The authors of the study acknowledge that the exact etiology for the decline in shoulder injuries is unknown but offer up a number of potential reasons; from increased emphasis on shoulder rehab and scapular stabilization to improving coordination and reducing glenohumeral internal rotation deficits.


Every intervention needs a rationale.


The BPG echoes the statements of the authors in that it is impossible to decipher the exact reason for a downward trend in shoulder injuries. We do, however, have a different vantage point on the reciprocity of the elbow / shoulder that may shed light on the injury spectrum in general.

In our webinar we talked about the concept of injuries being a ‘systems problem’. The human body can be thought of a complex system with an infinite number of options for executing a movement. With each repetition of a movement, for example throwing a baseball, we are expressing innumerable variations of a pattern. Think of movement variability a small deviations from a template. This variation is healthy as it allows for adaptability and off-loads tissues with each rep.

This GIF is a perfect example of that concept. This is healthy variation! I’d argue that you wouldn’t want them to be the exact same. (Many thanks to Rob Friedman for the GIF.)

A systems problem, as we tend to think of it, is a loss of this complexity more often associated with a decline in motor variability as a fallout from poor afferent sensory information. In layman’s terms, when the sensory information from a joint is inadequate, we lose flexibility in our movement options for that joint.

If that joint is compromised from a coordination standpoint, so too will be the next component in the chain — the elbow. It follows that a reduction in the sensory input coming from the shoulder will affect its ability to express coordination with the elbow. A systems problem.***

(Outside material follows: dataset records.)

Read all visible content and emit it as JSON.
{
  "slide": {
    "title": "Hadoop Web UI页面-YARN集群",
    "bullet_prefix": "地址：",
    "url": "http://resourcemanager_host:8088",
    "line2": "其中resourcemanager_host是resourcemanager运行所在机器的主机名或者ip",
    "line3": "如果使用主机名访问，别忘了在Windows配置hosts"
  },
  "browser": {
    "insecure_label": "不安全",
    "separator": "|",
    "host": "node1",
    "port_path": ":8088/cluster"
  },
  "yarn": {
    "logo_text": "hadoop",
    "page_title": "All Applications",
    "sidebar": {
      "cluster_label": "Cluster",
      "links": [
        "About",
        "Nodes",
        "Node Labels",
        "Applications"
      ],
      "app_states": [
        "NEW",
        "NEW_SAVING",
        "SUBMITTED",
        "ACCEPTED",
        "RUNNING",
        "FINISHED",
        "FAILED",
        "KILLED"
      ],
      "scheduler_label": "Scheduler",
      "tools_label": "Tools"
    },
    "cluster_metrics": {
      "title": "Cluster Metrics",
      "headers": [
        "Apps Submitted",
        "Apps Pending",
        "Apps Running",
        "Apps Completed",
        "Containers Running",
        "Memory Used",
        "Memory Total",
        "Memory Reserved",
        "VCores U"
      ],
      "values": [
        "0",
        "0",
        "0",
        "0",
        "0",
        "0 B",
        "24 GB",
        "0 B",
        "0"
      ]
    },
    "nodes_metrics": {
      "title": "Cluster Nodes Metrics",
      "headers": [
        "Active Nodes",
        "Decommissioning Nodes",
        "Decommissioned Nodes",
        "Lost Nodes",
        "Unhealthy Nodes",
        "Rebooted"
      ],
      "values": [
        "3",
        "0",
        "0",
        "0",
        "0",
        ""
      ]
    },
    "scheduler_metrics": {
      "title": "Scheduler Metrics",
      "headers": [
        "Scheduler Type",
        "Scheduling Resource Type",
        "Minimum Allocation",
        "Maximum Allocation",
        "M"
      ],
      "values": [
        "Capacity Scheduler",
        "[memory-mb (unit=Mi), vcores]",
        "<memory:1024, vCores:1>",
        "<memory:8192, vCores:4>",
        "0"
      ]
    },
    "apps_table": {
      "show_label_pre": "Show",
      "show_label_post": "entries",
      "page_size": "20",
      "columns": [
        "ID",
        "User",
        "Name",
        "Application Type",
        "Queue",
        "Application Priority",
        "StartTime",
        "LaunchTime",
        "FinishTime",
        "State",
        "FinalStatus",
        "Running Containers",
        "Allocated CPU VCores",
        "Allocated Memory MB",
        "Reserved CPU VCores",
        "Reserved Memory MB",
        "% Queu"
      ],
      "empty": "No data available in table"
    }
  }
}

If we’ve spent time so much time on strengthening the shoulder and decreasing internal rotation deficits and shoulder injuries are declining, shouldn’t we just do the same thing for the elbow?

No, probably not.
Our contention is that what we may have actually been doing is simply increased tissue capacity of the shoulder. Without improving the sensory information, and therefore movement capacity, we might be missing a major limiting factor. Bands, weights, and static stretching may in fact be contributing to the issue by pushing the limiting factor to the elbow.

Maybe getting bigger, faster, and stronger is simply adding more demand on a system that doesn’t have enough options. Maybe we haven’t really made a dent in the overall system’s resilience. Injury rates are by no means declining.

Maybe, instead, we need to improve the quality of afferent sensory information of the shoulder to allow for better movement at the elbow?

As of right now, we cannot know the answer for certain. Our model of performance leads us to believe that without adequate afferent sensory information from the joint we are limiting the overall adaptability of the movement system. Masking this with tissue capacity exercises may not be the answer.

That is why at the Baseball Performance Group we place an emphasis on improving afferent sensory information. 

That’s a wrap for this week’s Baseball Research Review. If you’d like to receive these reviews directly to your inbox, feel free to subscribe to our newsletter below. And as always, if you have any questions, concerns or comments don’t be afraid to comment below!

Dr. Stephen Osterer


*** If the systems problem concept is still difficult to digest, then please head over and watch our webinar on the topic. Or send us an email.

For more information on disabled list data, Baseball Heat Maps has an incredible database!

All Images used with permission from The American Journal of Orthopedics. Conte S et al. Am J Orthop. 2016 March;45(3):116-123.